On St. Thomas More

Most would understand the phrase that the mind of More was like a diamond that a tyrant threw away into a ditch, because he could not break it. It is but a metaphor; but it does sometimes happen that the metaphor is many-sided, like the diamond.

What moved the tyrant to a sort of terror of that mind was its clarity; it was the very reverse of a cloudy crystal filled only with opalescent dreams or visions of the past. The King and his great Chancellor had been companions as well as contemporaries; in many ways, both were Renaissance men; but in some ways, the man who was the more Catholic was the less medieval.

That is, there was perhaps more in the Tudor of that mere musty fag-end of decayed medievalism, which the real Renaissance reformers felt to be the corruption of the time. In More’s mind there was nothing but clarity; in Henry’s mind, though he was no fool and certainly no Protestant, there was something of confused conservatism. Like many a better man who is an Anglo-Catholic, he had a touch of the antiquary. Thomas More was a better rationalist, which was why there was nothing in his religion that was merely local, or in that sense merely loyal.

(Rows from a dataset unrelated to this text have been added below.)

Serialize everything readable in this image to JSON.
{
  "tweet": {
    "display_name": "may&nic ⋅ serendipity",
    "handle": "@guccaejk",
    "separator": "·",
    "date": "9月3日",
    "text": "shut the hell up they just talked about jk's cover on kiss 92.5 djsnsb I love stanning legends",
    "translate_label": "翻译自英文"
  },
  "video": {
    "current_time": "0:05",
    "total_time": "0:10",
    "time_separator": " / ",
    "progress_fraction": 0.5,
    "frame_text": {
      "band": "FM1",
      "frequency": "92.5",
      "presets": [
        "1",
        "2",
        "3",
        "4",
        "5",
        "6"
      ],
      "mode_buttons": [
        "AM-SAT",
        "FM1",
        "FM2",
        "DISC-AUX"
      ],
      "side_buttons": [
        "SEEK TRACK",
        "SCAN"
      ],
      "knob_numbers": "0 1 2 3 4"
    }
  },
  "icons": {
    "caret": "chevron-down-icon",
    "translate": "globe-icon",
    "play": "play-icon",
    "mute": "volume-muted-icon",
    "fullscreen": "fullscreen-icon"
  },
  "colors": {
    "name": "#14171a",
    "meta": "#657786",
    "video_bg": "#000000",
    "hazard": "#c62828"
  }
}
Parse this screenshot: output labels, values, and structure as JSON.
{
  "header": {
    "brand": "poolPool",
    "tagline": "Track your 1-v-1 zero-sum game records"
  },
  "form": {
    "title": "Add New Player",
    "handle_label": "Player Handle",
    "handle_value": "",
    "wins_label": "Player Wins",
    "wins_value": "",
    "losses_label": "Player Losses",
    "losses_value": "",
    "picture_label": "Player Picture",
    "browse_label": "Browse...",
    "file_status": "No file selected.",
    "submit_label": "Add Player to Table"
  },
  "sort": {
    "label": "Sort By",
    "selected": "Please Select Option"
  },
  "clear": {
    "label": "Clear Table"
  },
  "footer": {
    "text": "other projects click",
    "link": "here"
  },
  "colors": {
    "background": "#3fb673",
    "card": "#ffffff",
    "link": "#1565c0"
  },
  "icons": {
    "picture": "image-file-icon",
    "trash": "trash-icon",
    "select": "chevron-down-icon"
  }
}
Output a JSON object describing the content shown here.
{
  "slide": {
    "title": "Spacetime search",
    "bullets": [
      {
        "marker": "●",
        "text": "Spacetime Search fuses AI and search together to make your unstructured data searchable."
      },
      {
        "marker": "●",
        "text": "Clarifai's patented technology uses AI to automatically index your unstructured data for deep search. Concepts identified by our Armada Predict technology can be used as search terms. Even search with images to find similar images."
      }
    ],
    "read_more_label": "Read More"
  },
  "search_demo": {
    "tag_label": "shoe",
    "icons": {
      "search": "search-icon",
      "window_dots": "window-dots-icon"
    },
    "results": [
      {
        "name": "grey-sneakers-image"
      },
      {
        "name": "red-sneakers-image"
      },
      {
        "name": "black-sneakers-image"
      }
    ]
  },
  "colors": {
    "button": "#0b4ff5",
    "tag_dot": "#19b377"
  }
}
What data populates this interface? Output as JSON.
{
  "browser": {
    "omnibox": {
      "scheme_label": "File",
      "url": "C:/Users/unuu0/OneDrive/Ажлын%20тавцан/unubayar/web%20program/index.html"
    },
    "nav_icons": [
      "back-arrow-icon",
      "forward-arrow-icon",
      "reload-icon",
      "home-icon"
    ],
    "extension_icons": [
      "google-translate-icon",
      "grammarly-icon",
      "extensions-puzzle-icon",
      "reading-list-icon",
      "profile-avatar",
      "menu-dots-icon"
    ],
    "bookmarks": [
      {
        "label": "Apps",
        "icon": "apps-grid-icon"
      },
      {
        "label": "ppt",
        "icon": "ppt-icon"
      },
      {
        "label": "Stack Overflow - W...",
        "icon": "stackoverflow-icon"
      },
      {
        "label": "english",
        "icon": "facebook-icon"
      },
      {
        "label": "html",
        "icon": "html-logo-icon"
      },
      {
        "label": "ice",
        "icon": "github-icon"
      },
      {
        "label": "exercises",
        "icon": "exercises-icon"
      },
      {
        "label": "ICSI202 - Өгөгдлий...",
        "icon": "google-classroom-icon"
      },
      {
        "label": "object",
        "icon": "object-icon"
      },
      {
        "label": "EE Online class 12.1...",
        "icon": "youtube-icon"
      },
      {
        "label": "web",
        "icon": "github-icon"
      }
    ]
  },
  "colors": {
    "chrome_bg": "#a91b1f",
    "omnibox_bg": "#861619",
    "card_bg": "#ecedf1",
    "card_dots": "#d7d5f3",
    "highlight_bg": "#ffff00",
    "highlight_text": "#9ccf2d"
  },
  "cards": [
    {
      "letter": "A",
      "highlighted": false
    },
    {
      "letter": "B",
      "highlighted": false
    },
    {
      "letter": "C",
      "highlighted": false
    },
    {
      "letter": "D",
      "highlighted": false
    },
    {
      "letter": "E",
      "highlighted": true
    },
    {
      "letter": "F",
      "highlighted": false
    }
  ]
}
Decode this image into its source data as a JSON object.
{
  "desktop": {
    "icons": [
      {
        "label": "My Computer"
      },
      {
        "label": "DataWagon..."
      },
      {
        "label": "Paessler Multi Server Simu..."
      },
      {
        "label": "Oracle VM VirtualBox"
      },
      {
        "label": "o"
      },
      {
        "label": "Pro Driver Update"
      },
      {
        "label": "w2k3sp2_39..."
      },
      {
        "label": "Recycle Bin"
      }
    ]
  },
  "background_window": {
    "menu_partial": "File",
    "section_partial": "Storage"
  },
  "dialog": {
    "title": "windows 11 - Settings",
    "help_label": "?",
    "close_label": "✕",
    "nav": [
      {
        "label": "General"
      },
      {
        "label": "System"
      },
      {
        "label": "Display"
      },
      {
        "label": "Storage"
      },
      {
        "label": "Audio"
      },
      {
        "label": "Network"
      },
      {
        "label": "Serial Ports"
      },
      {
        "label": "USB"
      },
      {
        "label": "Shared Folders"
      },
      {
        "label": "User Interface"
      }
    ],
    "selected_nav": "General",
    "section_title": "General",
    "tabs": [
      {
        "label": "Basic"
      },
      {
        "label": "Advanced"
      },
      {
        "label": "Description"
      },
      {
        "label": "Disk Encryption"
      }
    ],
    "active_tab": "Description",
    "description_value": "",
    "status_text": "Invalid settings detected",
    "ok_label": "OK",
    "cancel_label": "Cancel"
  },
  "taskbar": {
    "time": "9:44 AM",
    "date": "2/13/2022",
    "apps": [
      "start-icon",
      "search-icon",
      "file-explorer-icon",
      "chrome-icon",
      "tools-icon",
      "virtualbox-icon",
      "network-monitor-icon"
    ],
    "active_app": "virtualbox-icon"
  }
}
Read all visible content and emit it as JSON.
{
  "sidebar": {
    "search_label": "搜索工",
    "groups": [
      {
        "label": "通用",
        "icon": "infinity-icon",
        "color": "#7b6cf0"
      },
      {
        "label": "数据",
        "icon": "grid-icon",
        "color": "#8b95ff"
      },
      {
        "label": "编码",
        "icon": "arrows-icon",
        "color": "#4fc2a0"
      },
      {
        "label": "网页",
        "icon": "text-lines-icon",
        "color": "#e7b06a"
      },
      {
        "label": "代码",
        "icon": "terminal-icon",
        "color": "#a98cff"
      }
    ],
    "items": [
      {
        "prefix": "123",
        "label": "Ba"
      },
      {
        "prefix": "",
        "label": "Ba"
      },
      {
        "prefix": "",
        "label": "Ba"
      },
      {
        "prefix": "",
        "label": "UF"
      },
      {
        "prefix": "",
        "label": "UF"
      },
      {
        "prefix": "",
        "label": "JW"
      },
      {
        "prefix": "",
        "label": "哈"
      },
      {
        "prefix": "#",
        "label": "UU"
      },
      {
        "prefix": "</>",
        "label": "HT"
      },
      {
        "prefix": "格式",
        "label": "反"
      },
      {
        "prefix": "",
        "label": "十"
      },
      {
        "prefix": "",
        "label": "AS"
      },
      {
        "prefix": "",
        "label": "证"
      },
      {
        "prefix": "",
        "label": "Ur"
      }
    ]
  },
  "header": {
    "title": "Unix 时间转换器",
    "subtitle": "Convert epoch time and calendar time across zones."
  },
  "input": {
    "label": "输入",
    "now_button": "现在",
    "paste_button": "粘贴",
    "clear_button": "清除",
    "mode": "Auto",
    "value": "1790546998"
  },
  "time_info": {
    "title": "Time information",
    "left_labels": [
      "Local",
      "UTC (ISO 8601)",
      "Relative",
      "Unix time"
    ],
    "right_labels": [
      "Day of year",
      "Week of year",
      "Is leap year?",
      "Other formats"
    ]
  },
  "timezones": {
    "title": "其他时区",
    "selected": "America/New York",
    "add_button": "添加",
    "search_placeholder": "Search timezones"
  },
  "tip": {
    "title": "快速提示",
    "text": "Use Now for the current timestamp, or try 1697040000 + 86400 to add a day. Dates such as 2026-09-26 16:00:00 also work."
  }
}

More’s mind was like a diamond also in a power like that of cutting glass; of cutting through things that seemed equally transparent, but were at once less solid and less many-sided. For the true consistent heresies generally look very clear indeed; like Calvinism then or Communism now. They sometimes even look very true; they sometimes even are very true, in the limited sense of a truth that is less than the Truth. They are at once more thin and more brittle than the diamond. For a heresy is not often a mere lie; as Thomas More himself said, “Never was there a heretic that spoke all false.” A heresy is a truth that hides all the other truths. A mind like More’s was full of light like a house made of windows; but the windows looked out on all sides and in all directions. We might say that, as the jewel has many facets, so the man had many faces; only none of them were masks. –from The Well and the Shallows (1935)